Dental fear is a common problem among adults in the United Kingdom,46 and approximately 25% of adults in the UK avoid dental care due to fear, even when they are experiencing a painful dental condition. These numbers are similar to those found in the United States, and while dental technology has improved considerably over the last 30 years, the prevalence of dental fear has remained remarkably consistent.47 Avoidance of dental treatment due to fear often leads to a significant impairment in oral health.48
Certainly, the field of dentistry has not shied away from utilising pharmacology to help patients be more comfortable and less anxious during dental treatment. Indeed, it has been a leader. The use of pharmacological adjuncts, however, has focused largely on sedative and analgesic medications, which do not allow patients to learn or utilise adequate behavioural strategies to increase their comfort and attendance in the long term. No work has been done to follow up the original study of propranolol by Liu and colleagues and no use of DCS in dentistry has been investigated. Such work is necessary. Propranolol has been used successfully to manage physiological symptoms of anxiety in dentistry12 and other anxiety-provoking situations4–6, yet it appears from other clinical literature that beta-blockers can be utilised for more long-term anxiety management by changing the way the fear memory is stored in the brain. In this way, administration of beta-blockers not only decreases anxiety in the short term, but also may help alleviate dental anxiety in an enduring way. Such use of propranolol should lead to less need for aggressive treatment and increased patient safety during procedures.
While DCS works via a different mechanism from beta-blockers and is not directly anxiolytic, it shows promise in its ability to also modify individuals’ learned associations with dentistry, allowing more positive associations to be made and anxiety to be decreased over the long term. By enhancing the positive associations made during exposure, individuals’ anxiety about dental treatment may decrease, and dental treatment may be made easier for both patients and providers. Reducing anxiety by using behavioural and pharmacological strategies in combination is an approach appropriate for research into further application in sedation dentistry.
Preparation of this paper was supported, in part, by a generous grant to King’s College London Dental Institute from the Society for the Advancement of Anaesthesia in Dentistry (www.saad.org.uk). Dr Heaton is supported by Grant No. 1K23DE019202-01A2, and Dr McNeil is supported in part by Grant No. R01 DE014899-03S1, both from the National Institute of Dental and Craniofacial Research, National Institutes of Health, Bethesda, MD, USA.
The authors would like to thank Professor Timothy Newton and Dr David Craig for their valuable editorial contributions to this manuscript.

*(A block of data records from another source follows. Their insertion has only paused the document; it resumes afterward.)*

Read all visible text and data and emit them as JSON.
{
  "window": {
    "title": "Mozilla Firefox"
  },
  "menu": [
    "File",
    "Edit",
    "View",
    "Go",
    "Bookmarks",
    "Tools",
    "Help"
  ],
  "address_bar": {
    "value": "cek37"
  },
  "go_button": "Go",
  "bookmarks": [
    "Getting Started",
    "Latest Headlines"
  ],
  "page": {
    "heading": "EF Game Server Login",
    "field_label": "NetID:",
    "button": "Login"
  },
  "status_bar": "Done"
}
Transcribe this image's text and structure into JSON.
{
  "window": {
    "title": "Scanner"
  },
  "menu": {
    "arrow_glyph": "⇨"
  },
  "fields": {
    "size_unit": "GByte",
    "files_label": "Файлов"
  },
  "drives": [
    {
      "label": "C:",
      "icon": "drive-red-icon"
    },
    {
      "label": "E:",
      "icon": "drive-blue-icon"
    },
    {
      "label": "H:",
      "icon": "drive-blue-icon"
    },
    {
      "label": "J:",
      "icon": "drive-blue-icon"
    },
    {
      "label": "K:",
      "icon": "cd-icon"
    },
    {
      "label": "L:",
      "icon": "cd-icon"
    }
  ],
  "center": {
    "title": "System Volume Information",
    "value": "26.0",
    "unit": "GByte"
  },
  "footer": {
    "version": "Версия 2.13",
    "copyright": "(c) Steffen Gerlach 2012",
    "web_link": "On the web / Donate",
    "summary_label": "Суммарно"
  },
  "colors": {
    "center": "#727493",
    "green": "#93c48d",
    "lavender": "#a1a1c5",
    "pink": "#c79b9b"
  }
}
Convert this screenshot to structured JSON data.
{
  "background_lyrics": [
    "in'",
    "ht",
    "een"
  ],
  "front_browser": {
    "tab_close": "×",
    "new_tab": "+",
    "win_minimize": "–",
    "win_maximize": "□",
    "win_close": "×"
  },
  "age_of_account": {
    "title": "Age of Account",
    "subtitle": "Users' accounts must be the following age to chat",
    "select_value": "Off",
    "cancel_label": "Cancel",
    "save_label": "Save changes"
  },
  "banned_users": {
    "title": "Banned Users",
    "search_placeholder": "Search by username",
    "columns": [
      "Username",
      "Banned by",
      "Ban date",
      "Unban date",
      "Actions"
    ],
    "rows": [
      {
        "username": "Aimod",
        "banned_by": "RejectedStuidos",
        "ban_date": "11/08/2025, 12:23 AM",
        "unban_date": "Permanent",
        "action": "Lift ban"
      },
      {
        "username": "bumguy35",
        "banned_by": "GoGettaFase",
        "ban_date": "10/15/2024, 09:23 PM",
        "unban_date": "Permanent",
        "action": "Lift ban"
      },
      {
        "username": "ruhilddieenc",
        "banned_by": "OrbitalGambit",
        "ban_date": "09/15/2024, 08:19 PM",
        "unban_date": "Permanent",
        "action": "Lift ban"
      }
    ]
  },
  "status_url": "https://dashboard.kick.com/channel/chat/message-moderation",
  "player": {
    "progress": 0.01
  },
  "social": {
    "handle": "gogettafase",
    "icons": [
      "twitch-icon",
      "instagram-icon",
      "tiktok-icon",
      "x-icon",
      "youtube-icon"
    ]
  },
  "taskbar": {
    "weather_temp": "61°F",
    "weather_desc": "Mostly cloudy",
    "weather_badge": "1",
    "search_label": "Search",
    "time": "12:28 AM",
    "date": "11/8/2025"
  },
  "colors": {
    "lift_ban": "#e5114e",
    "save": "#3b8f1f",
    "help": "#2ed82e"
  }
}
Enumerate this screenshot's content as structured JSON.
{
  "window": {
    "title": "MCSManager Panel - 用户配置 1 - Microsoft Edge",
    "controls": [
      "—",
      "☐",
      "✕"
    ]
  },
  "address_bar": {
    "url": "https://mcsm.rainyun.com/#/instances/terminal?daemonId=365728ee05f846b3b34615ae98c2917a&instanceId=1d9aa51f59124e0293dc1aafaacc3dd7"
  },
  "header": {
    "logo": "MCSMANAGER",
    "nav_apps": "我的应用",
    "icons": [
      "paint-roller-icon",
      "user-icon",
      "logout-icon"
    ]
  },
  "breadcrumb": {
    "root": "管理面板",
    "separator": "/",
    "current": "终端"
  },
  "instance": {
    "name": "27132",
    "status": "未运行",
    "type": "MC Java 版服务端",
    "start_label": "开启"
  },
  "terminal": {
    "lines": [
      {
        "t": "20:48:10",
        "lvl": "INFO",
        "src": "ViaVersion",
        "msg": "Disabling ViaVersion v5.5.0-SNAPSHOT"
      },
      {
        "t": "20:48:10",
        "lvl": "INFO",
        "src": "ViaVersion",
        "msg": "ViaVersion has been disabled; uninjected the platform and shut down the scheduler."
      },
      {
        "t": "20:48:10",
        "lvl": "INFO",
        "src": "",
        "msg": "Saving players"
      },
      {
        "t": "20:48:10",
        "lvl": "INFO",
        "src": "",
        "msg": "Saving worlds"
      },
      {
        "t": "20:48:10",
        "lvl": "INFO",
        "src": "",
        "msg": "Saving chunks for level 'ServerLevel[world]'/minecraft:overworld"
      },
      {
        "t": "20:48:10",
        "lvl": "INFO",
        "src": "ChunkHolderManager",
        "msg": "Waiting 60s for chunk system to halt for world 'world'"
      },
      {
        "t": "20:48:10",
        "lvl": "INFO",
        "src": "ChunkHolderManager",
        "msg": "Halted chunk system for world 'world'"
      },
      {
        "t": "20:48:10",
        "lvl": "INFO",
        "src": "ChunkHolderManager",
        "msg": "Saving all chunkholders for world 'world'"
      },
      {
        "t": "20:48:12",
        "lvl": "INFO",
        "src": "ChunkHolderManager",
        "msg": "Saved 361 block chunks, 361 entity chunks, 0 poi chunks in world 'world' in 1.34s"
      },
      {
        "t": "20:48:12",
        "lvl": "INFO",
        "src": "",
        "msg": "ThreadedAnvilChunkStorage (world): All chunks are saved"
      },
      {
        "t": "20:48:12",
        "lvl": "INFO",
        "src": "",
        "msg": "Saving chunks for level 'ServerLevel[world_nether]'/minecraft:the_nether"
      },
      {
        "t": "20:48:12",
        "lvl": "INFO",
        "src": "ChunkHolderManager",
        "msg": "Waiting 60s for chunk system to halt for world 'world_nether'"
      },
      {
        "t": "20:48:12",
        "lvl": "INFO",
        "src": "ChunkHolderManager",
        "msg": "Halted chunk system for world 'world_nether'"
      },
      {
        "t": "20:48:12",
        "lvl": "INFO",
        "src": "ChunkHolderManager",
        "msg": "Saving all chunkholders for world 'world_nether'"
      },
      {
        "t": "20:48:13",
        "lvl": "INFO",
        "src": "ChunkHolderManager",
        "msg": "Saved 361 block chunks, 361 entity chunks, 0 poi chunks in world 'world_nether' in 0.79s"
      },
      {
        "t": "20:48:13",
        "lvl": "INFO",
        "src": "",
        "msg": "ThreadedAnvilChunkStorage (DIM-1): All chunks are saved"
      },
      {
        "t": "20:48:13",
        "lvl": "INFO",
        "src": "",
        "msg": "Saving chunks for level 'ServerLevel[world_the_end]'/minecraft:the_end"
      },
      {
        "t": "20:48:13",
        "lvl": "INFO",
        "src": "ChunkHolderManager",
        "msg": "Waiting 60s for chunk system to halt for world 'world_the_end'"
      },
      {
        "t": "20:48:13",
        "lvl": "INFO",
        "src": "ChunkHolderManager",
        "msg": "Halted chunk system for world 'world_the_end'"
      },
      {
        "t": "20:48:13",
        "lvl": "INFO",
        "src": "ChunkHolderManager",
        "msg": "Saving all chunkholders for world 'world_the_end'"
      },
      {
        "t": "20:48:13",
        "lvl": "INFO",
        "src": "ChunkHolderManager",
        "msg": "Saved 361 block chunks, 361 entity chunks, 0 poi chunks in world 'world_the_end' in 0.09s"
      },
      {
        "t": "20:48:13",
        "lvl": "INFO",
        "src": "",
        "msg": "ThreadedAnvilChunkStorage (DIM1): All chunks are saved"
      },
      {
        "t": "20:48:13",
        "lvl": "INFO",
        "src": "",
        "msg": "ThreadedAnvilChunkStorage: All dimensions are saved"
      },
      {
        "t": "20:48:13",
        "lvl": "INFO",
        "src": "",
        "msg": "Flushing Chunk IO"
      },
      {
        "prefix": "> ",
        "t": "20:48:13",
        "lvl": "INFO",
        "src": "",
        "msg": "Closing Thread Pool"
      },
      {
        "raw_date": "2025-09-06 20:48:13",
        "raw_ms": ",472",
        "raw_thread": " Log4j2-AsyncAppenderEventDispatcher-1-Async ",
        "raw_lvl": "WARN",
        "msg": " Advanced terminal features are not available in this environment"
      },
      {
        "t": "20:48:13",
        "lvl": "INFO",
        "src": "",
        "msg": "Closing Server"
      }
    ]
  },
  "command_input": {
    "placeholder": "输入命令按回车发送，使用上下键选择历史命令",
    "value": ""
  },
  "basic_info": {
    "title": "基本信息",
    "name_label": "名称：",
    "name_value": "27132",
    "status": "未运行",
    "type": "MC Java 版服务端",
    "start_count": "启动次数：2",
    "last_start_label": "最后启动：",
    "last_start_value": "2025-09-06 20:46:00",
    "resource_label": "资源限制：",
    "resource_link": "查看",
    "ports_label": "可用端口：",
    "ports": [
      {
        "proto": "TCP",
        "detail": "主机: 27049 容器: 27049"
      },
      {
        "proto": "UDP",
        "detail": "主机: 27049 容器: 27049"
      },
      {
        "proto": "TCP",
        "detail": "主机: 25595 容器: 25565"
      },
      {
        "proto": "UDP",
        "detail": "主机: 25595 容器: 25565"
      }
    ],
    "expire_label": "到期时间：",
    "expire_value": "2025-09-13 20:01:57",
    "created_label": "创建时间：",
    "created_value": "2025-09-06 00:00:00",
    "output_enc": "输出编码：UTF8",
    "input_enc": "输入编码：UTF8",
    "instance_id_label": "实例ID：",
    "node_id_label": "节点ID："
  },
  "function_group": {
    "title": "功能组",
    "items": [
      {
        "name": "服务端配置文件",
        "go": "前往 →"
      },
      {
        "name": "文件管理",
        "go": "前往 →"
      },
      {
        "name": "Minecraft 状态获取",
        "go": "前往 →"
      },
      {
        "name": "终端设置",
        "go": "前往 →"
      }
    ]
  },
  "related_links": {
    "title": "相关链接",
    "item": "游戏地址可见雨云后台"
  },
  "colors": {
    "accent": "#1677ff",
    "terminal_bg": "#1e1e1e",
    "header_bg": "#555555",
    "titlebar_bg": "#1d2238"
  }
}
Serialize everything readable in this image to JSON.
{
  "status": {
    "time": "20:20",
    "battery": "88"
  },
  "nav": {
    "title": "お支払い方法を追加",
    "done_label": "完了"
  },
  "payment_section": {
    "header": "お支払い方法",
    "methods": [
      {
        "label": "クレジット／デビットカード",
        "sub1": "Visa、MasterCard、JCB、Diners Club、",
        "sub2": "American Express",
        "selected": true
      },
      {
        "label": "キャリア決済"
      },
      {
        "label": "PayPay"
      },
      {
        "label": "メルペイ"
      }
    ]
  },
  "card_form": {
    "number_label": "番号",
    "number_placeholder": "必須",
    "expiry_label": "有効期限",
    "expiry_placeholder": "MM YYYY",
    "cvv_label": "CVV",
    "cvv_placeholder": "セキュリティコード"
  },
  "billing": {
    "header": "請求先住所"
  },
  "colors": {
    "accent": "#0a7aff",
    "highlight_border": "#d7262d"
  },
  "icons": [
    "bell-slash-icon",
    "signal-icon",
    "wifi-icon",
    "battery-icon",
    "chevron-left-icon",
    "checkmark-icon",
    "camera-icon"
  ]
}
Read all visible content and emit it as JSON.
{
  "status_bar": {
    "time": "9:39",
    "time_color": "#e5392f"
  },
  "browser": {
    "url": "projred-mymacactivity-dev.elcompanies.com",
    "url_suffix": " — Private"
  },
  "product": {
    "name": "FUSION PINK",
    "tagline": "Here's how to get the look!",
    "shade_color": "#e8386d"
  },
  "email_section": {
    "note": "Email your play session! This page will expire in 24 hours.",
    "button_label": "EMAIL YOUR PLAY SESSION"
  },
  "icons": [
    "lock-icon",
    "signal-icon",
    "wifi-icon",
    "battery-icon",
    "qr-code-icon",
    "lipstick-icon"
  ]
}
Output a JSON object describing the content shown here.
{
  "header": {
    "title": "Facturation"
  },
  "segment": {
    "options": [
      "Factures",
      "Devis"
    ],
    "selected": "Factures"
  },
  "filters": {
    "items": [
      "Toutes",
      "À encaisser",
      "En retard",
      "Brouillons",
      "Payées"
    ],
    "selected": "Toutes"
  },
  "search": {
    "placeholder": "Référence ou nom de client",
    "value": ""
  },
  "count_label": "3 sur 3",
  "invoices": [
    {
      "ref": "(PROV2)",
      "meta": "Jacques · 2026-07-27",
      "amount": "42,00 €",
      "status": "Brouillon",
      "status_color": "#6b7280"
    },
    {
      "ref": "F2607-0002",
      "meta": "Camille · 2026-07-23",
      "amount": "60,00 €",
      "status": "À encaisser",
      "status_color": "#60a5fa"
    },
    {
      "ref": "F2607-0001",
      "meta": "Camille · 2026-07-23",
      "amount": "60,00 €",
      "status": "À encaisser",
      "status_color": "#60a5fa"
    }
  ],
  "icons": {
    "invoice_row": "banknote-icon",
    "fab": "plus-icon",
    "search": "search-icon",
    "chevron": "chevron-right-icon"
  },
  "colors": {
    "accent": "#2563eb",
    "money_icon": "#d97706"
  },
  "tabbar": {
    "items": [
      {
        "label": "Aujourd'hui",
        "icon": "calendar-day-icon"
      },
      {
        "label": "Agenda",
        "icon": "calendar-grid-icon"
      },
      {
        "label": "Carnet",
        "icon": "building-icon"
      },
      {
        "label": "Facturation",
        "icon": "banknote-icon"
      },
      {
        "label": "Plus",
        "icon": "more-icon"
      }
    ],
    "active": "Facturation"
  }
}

Lisa J. Heaton, Dental Fears Research Clinic, Department of Dental Public Health Sciences, Box 357475, University of Washington, Seattle, WA, USA 98195-7475.
Daniel W. McNeil, Department of Psychology and Department of Dental Practice & Rural Health, West Virginia University, Box 6040, Morgantown, WV, USA 26506-6040.
Peter Milgrom, Department of Sedation and Special Care Dentistry, King’s College London Dental Institute.